* **YOUR ASSIGNMENT**
Give only the number of lines below that contain the word "CHORD".

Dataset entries
####################
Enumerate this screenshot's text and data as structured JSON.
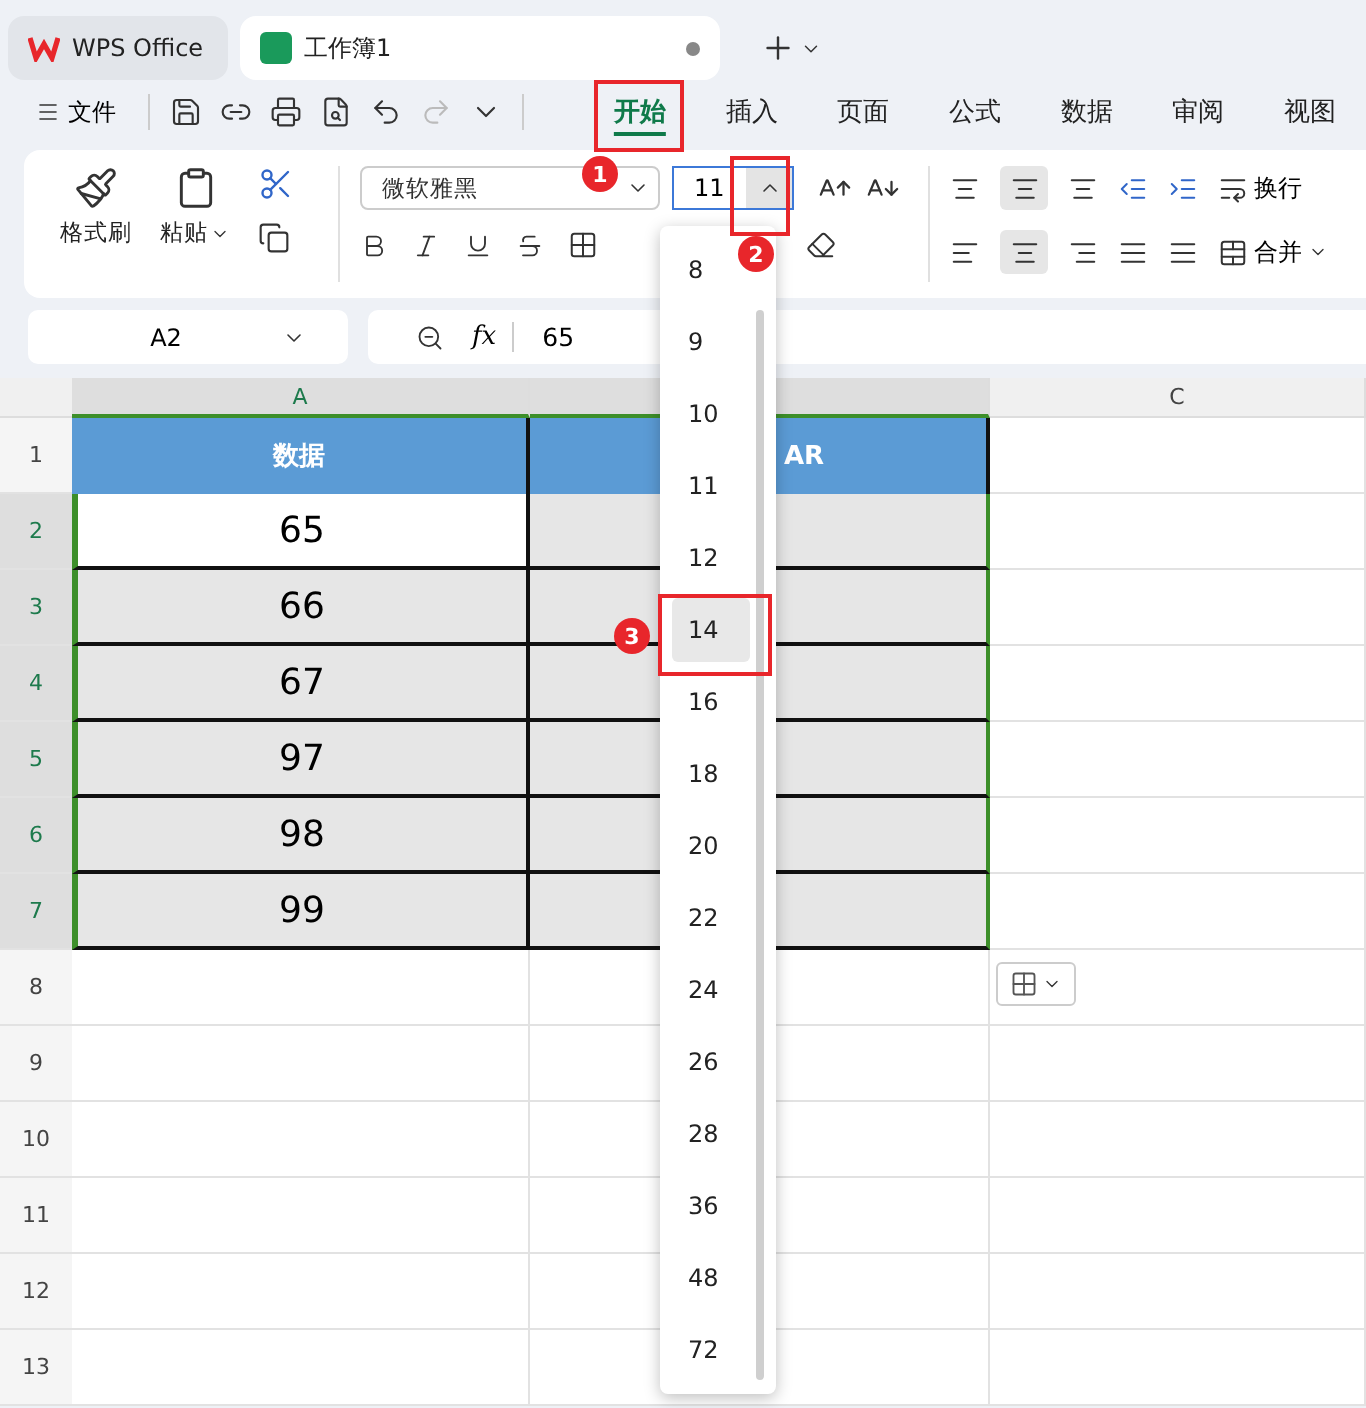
{
  "tabs": [
    {
      "label": "WPS Office",
      "kind": "home",
      "selected": false
    },
    {
      "label": "工作簿1",
      "kind": "sheet",
      "selected": true
    }
  ],
  "menu": {
    "file": "文件",
    "tabs": [
      {
        "label": "开始",
        "selected": true
      },
      {
        "label": "插入",
        "selected": false
      },
      {
        "label": "页面",
        "selected": false
      },
      {
        "label": "公式",
        "selected": false
      },
      {
        "label": "数据",
        "selected": false
      },
      {
        "label": "审阅",
        "selected": false
      },
      {
        "label": "视图",
        "selected": false
      }
    ]
  },
  "ribbon": {
    "format_painter": "格式刷",
    "paste": "粘贴",
    "font": "微软雅黑",
    "size": "11",
    "wrap": "换行",
    "merge": "合并"
  },
  "formula_bar": {
    "cell": "A2",
    "fx": "fx",
    "value": "65"
  },
  "columns": {
    "a": "A",
    "c": "C"
  },
  "rows": [
    {
      "number": "1",
      "kind": "header",
      "selected": false,
      "a": "数据",
      "b": "AR"
    },
    {
      "number": "2",
      "kind": "data",
      "selected": true,
      "active": true,
      "a": "65"
    },
    {
      "number": "3",
      "kind": "data",
      "selected": true,
      "active": false,
      "a": "66"
    },
    {
      "number": "4",
      "kind": "data",
      "selected": true,
      "active": false,
      "a": "67"
    },
    {
      "number": "5",
      "kind": "data",
      "selected": true,
      "active": false,
      "a": "97"
    },
    {
      "number": "6",
      "kind": "data",
      "selected": true,
      "active": false,
      "a": "98"
    },
    {
      "number": "7",
      "kind": "data",
      "selected": true,
      "active": false,
      "a": "99"
    },
    {
      "number": "8",
      "kind": "empty",
      "selected": false
    },
    {
      "number": "9",
      "kind": "empty",
      "selected": false
    },
    {
      "number": "10",
      "kind": "empty",
      "selected": false
    },
    {
      "number": "11",
      "kind": "empty",
      "selected": false
    },
    {
      "number": "12",
      "kind": "empty",
      "selected": false
    },
    {
      "number": "13",
      "kind": "empty",
      "selected": false
    }
  ],
  "size_dropdown": [
    {
      "label": "8",
      "selected": false
    },
    {
      "label": "9",
      "selected": false
    },
    {
      "label": "10",
      "selected": false
    },
    {
      "label": "11",
      "selected": false
    },
    {
      "label": "12",
      "selected": false
    },
    {
      "label": "14",
      "selected": true
    },
    {
      "label": "16",
      "selected": false
    },
    {
      "label": "18",
      "selected": false
    },
    {
      "label": "20",
      "selected": false
    },
    {
      "label": "22",
      "selected": false
    },
    {
      "label": "24",
      "selected": false
    },
    {
      "label": "26",
      "selected": false
    },
    {
      "label": "28",
      "selected": false
    },
    {
      "label": "36",
      "selected": false
    },
    {
      "label": "48",
      "selected": false
    },
    {
      "label": "72",
      "selected": false
    }
  ],
  "annotations": [
    {
      "number": "1"
    },
    {
      "number": "2"
    },
    {
      "number": "3"
    }
  ]
}
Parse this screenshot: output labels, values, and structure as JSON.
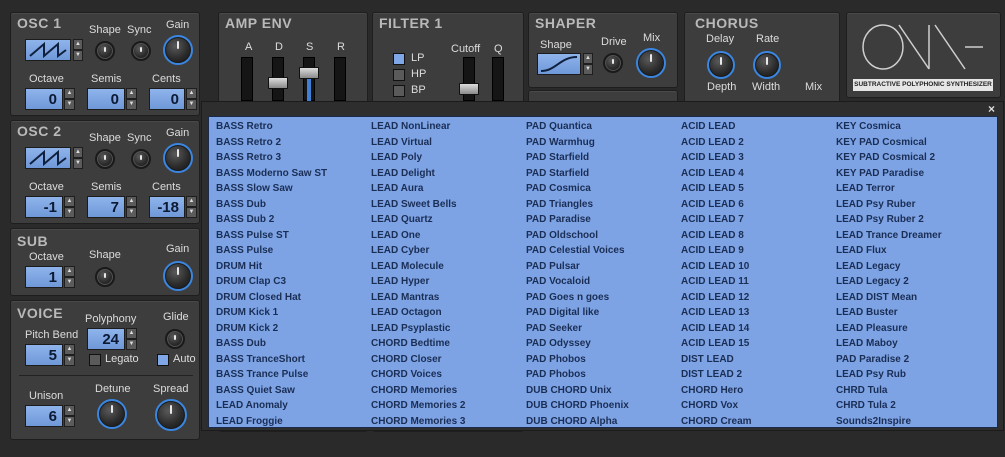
{
  "osc1": {
    "title": "OSC 1",
    "shape_label": "Shape",
    "sync_label": "Sync",
    "gain_label": "Gain",
    "octave_label": "Octave",
    "semis_label": "Semis",
    "cents_label": "Cents",
    "octave": "0",
    "semis": "0",
    "cents": "0"
  },
  "osc2": {
    "title": "OSC 2",
    "shape_label": "Shape",
    "sync_label": "Sync",
    "gain_label": "Gain",
    "octave_label": "Octave",
    "semis_label": "Semis",
    "cents_label": "Cents",
    "octave": "-1",
    "semis": "7",
    "cents": "-18"
  },
  "sub": {
    "title": "SUB",
    "octave_label": "Octave",
    "shape_label": "Shape",
    "gain_label": "Gain",
    "octave": "1"
  },
  "voice": {
    "title": "VOICE",
    "polyphony_label": "Polyphony",
    "glide_label": "Glide",
    "pitch_bend_label": "Pitch Bend",
    "polyphony": "24",
    "pitch_bend": "5",
    "legato_label": "Legato",
    "auto_label": "Auto",
    "legato_checked": false,
    "auto_checked": true
  },
  "unison": {
    "unison_label": "Unison",
    "detune_label": "Detune",
    "spread_label": "Spread",
    "unison": "6"
  },
  "amp_env": {
    "title": "AMP ENV",
    "a": "A",
    "d": "D",
    "s": "S",
    "r": "R"
  },
  "filter1": {
    "title": "FILTER 1",
    "cutoff_label": "Cutoff",
    "q_label": "Q",
    "modes": [
      "LP",
      "HP",
      "BP"
    ],
    "selected_mode": "LP"
  },
  "shaper": {
    "title": "SHAPER",
    "shape_label": "Shape",
    "drive_label": "Drive",
    "mix_label": "Mix"
  },
  "chorus": {
    "title": "CHORUS",
    "delay_label": "Delay",
    "rate_label": "Rate",
    "depth_label": "Depth",
    "width_label": "Width",
    "mix_label": "Mix"
  },
  "logo": {
    "subtitle": "SUBTRACTIVE POLYPHONIC SYNTHESIZER"
  },
  "preset_browser": {
    "close_symbol": "×",
    "columns": [
      [
        "BASS Retro",
        "BASS Retro 2",
        "BASS Retro 3",
        "BASS Moderno Saw ST",
        "BASS Slow Saw",
        "BASS Dub",
        "BASS Dub 2",
        "BASS Pulse ST",
        "BASS Pulse",
        "DRUM Hit",
        "DRUM Clap C3",
        "DRUM Closed Hat",
        "DRUM Kick 1",
        "DRUM Kick 2",
        "BASS Dub",
        "BASS TranceShort",
        "BASS Trance Pulse",
        "BASS Quiet Saw",
        "LEAD Anomaly",
        "LEAD Froggie"
      ],
      [
        "LEAD NonLinear",
        "LEAD Virtual",
        "LEAD Poly",
        "LEAD Delight",
        "LEAD Aura",
        "LEAD Sweet Bells",
        "LEAD Quartz",
        "LEAD One",
        "LEAD Cyber",
        "LEAD Molecule",
        "LEAD Hyper",
        "LEAD Mantras",
        "LEAD Octagon",
        "LEAD Psyplastic",
        "CHORD Bedtime",
        "CHORD Closer",
        "CHORD Voices",
        "CHORD Memories",
        "CHORD Memories 2",
        "CHORD Memories 3"
      ],
      [
        "PAD Quantica",
        "PAD Warmhug",
        "PAD Starfield",
        "PAD Starfield",
        "PAD Cosmica",
        "PAD Triangles",
        "PAD Paradise",
        "PAD Oldschool",
        "PAD Celestial Voices",
        "PAD Pulsar",
        "PAD Vocaloid",
        "PAD Goes n goes",
        "PAD Digital like",
        "PAD Seeker",
        "PAD Odyssey",
        "PAD Phobos",
        "PAD Phobos",
        "DUB CHORD Unix",
        "DUB CHORD Phoenix",
        "DUB CHORD Alpha"
      ],
      [
        "ACID LEAD",
        "ACID LEAD 2",
        "ACID LEAD 3",
        "ACID LEAD 4",
        "ACID LEAD 5",
        "ACID LEAD 6",
        "ACID LEAD 7",
        "ACID LEAD 8",
        "ACID LEAD 9",
        "ACID LEAD 10",
        "ACID LEAD 11",
        "ACID LEAD 12",
        "ACID LEAD 13",
        "ACID LEAD 14",
        "ACID LEAD 15",
        "DIST LEAD",
        "DIST LEAD 2",
        "CHORD Hero",
        "CHORD Vox",
        "CHORD Cream"
      ],
      [
        "KEY Cosmica",
        "KEY PAD Cosmical",
        "KEY PAD Cosmical 2",
        "KEY PAD Paradise",
        "LEAD Terror",
        "LEAD Psy Ruber",
        "LEAD Psy Ruber 2",
        "LEAD Trance Dreamer",
        "LEAD Flux",
        "LEAD Legacy",
        "LEAD Legacy 2",
        "LEAD DIST Mean",
        "LEAD Buster",
        "LEAD Pleasure",
        "LEAD Maboy",
        "PAD Paradise 2",
        "LEAD Psy Rub",
        "CHRD Tula",
        "CHRD Tula 2",
        "Sounds2Inspire"
      ]
    ]
  }
}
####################
* **ANSWER FOR THE TASK**
12